Returning to my Chinese student, part of me wanted to encourage her to be more social to be more successful. The other part of me saw my shy self in her personality, and I thought that if only someone had encouraged me to be more social, I could have become less introverted / learned Korean better / had more friends, etc. Of course, this was before I read “Quiet”. Now I recognize that motivation for what it was: personal insecurity and not understanding the needs and roles of myself and other introverts, my Chinese student included. These days, when I find she has not done anything special or that she did not attend some fun, city-wide event, I smile knowing that it’s OK.
For myself, I have a much better understanding of introversion and how it can both benefit and hinder me. Whereas I once felt there was perhaps no role for an introvert me in the extrovert-dominated world of higher education (if I wish to remain there), now I find both assertions untrue. There is a role, a good one, and academia may not be as dominated by introverts as I think.

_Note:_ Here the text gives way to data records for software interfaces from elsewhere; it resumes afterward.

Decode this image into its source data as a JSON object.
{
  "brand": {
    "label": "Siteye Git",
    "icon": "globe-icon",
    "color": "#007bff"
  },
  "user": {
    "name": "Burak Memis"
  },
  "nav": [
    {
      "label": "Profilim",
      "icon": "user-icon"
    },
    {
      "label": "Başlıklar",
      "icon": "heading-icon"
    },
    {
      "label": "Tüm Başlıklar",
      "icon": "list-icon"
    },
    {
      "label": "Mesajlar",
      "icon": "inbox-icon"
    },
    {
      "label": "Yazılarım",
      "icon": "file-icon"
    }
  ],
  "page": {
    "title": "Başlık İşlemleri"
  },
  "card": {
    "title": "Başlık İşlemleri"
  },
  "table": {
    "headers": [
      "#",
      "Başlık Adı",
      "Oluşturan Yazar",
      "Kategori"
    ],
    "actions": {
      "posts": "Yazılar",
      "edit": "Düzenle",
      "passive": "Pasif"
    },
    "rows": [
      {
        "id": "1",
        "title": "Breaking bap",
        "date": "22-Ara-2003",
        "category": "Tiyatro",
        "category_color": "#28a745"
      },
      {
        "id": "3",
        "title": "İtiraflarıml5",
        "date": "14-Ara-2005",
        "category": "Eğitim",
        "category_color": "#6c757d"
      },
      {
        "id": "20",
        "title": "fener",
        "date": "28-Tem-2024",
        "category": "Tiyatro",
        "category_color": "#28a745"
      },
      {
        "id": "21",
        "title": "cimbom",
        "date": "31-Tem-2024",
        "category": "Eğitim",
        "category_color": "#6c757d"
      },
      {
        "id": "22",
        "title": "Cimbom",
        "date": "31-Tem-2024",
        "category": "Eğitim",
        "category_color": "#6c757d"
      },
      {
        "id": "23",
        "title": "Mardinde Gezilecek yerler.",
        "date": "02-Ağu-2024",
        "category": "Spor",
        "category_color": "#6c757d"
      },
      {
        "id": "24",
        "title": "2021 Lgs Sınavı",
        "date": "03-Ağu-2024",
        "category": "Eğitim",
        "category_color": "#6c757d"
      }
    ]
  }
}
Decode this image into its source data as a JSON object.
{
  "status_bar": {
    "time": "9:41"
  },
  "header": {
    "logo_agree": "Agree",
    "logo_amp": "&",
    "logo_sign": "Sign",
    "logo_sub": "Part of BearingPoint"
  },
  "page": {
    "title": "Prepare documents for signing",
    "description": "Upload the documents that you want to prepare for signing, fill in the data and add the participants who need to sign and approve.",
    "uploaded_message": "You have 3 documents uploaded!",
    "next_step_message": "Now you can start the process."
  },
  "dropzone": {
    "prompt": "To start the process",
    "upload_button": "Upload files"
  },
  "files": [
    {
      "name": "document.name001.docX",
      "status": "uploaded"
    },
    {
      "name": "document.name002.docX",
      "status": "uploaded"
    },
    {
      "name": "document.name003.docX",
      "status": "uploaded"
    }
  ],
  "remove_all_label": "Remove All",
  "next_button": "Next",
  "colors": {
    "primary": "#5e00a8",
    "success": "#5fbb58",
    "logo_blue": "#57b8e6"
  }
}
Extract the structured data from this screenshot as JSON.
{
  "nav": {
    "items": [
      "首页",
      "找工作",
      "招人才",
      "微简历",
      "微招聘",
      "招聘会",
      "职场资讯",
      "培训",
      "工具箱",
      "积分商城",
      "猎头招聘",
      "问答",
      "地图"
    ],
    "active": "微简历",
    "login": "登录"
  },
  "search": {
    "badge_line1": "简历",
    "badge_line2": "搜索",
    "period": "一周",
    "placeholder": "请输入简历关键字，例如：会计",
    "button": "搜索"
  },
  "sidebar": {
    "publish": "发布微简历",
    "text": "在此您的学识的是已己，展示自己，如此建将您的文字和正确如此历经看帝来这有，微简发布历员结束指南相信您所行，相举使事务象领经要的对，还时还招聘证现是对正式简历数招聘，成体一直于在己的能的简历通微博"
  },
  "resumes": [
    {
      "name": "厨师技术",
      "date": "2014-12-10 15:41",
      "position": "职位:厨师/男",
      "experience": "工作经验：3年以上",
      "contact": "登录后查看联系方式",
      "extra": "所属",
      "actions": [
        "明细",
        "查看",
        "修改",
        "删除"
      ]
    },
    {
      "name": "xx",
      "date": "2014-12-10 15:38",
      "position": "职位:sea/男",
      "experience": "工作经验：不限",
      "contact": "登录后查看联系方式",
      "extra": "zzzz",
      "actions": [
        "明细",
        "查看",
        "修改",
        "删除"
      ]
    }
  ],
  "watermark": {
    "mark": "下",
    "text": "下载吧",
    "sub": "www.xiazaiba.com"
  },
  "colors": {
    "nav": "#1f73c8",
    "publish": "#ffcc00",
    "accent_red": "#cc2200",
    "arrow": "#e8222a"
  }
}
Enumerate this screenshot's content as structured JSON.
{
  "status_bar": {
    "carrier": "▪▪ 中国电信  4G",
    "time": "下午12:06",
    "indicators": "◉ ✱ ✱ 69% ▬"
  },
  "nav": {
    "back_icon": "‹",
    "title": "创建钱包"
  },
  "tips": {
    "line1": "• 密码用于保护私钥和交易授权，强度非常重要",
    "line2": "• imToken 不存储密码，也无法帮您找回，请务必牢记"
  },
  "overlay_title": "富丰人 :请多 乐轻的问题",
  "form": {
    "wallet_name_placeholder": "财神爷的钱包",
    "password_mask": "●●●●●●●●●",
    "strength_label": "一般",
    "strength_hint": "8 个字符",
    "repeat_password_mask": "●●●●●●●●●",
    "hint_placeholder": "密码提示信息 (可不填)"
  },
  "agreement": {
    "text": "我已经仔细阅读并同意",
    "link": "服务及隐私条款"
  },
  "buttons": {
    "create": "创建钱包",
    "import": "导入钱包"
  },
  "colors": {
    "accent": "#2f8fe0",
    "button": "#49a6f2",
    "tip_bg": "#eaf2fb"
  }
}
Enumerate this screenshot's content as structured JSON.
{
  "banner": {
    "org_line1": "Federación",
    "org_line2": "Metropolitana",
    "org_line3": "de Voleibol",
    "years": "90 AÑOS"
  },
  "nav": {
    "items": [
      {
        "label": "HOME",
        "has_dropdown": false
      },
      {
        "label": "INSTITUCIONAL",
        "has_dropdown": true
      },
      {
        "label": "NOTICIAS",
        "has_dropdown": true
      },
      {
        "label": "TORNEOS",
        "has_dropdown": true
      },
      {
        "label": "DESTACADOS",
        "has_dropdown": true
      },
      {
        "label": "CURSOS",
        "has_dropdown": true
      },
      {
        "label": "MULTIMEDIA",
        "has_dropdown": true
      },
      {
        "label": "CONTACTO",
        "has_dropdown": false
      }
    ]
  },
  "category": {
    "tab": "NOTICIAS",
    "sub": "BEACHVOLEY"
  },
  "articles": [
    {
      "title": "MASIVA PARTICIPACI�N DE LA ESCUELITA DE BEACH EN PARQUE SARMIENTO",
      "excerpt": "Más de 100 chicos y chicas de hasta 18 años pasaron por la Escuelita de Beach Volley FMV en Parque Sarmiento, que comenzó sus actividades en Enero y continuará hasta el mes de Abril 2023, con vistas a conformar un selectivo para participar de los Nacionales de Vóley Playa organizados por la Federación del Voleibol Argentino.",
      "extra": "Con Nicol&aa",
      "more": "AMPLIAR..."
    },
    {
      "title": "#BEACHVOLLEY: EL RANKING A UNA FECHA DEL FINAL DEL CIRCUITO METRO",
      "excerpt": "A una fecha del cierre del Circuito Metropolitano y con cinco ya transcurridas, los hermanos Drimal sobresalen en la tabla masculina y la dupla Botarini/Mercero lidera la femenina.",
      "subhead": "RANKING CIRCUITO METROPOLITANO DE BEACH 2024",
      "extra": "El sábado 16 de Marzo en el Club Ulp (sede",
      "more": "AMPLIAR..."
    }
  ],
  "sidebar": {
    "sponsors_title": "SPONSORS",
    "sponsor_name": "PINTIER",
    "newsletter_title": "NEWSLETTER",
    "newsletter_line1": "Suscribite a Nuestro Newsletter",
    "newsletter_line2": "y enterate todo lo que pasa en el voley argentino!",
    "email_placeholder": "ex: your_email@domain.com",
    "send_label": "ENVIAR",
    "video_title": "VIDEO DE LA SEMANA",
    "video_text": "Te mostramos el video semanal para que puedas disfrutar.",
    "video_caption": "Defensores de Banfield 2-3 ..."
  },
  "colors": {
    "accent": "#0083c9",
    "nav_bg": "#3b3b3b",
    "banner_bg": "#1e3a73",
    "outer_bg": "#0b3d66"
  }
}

In general, this understanding can help me frame my past, current, and future experiences in a different light and helps me enjoy my temperament as an asset, and to further enjoy my pseudo-extroversion when the situation calls for it.
- Quiet: The Power of Introverts in a World that Can’t Stop Talking (Wikipedia page)
- No place for introverts in the academy?
- Screening out the introverts
- How parents and teachers can harness the “Quiet Power” of introverts
- Why introverts make the best leaders
Baker‐Smemoe, W., Dewey, D. P., Bown, J., & Martinsen, R. A. (2014). Variables affecting L2 gains during study abroad. Foreign Language Annals, 47(3), 464-486.
Boroujeni, A. A. J., Roohani, A., & Hasanimanesh, A. (2015). The impact of extroversion and introversion personality types on EFL learners’ writing ability. Theory and Practice in Language Studies, 5(1), 212.
Chen, Y., Jiang, Y., & Mu, Z. (2015). A survey study: The correlation between introversion/extroversion and oral English learning outcome. Journal of Language Teaching and Research, 6(3), 581-587.
Constantine, M. G., Okazaki, S., & Utsey, S. O. (2004). Self-concealment, social self-efficacy, acculturative stress, and depression in African, Asian, and Latin American international college students. American Journal of Orthopsychiatry, 74(3), 230.
Kayaoğlu, M. N. (2013). Impact of extroversion and introversion on language-learning behaviors. Social Behavior and Personality: an international journal, 41(5), 819-825.